### Task statement
The lines below that include the word "query" are to be reported.

### Record extracts
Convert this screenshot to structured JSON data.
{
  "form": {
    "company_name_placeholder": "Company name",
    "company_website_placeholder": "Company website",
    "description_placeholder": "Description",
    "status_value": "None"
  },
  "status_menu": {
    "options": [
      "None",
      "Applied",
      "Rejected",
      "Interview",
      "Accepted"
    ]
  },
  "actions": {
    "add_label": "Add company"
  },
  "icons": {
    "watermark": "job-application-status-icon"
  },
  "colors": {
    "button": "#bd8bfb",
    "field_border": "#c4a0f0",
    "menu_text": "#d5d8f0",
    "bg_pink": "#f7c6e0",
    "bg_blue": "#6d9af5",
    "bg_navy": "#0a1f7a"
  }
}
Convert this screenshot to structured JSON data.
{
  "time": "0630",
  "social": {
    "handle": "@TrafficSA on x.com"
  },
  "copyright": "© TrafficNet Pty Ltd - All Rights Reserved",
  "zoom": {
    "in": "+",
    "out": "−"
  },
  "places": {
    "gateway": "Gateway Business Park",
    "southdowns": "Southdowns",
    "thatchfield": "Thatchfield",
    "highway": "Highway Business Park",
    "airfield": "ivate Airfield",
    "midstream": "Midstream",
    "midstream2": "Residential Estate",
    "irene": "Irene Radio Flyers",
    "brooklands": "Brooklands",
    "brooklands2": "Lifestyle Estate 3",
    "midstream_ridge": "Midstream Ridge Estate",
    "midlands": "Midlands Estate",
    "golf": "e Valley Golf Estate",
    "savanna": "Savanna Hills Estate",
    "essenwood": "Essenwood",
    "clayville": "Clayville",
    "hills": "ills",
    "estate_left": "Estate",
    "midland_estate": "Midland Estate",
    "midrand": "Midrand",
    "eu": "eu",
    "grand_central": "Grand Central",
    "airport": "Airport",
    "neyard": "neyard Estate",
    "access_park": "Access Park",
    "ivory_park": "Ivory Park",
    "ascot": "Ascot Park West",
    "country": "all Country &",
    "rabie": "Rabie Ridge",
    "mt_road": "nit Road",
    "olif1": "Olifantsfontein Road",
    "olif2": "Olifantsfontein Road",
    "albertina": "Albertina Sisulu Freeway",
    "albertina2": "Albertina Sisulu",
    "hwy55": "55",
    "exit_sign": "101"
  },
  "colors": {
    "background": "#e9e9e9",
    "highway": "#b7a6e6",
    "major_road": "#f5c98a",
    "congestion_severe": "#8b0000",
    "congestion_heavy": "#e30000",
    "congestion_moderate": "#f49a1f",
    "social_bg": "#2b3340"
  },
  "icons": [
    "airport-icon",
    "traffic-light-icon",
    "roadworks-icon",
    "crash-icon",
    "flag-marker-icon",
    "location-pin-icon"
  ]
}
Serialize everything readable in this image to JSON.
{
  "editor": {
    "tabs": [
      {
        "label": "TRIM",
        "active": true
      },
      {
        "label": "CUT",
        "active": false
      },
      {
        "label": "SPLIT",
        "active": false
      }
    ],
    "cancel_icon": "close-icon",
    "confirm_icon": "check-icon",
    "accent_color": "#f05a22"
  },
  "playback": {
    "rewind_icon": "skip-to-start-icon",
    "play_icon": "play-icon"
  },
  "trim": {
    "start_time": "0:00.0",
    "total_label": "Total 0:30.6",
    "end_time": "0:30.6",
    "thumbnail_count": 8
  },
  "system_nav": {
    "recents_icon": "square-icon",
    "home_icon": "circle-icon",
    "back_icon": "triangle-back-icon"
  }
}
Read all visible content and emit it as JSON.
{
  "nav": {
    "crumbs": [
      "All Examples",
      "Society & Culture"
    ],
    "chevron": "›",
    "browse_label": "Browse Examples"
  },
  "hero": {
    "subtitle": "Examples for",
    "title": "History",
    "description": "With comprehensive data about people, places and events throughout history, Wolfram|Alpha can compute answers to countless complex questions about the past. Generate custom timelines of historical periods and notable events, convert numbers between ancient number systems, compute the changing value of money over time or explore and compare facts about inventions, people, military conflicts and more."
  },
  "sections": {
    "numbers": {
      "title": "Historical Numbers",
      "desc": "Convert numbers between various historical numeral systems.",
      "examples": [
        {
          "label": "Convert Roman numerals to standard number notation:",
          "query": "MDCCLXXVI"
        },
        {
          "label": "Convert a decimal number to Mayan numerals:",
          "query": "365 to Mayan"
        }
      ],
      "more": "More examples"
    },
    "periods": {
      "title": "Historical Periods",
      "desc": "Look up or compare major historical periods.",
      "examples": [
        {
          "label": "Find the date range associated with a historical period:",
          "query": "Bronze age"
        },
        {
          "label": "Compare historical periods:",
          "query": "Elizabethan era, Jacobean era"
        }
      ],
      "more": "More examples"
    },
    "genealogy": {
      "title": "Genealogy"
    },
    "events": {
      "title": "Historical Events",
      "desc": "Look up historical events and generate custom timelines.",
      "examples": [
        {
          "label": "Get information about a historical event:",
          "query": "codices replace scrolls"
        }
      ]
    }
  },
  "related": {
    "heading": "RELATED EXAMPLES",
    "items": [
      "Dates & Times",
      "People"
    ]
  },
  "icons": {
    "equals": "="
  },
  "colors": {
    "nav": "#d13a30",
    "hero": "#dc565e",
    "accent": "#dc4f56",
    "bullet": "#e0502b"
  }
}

### Solution
          "query": "MDCCLXXVI"
          "query": "365 to Mayan"
          "query": "Bronze age"
          "query": "Elizabethan era, Jacobean era"
          "query": "codices replace scrolls"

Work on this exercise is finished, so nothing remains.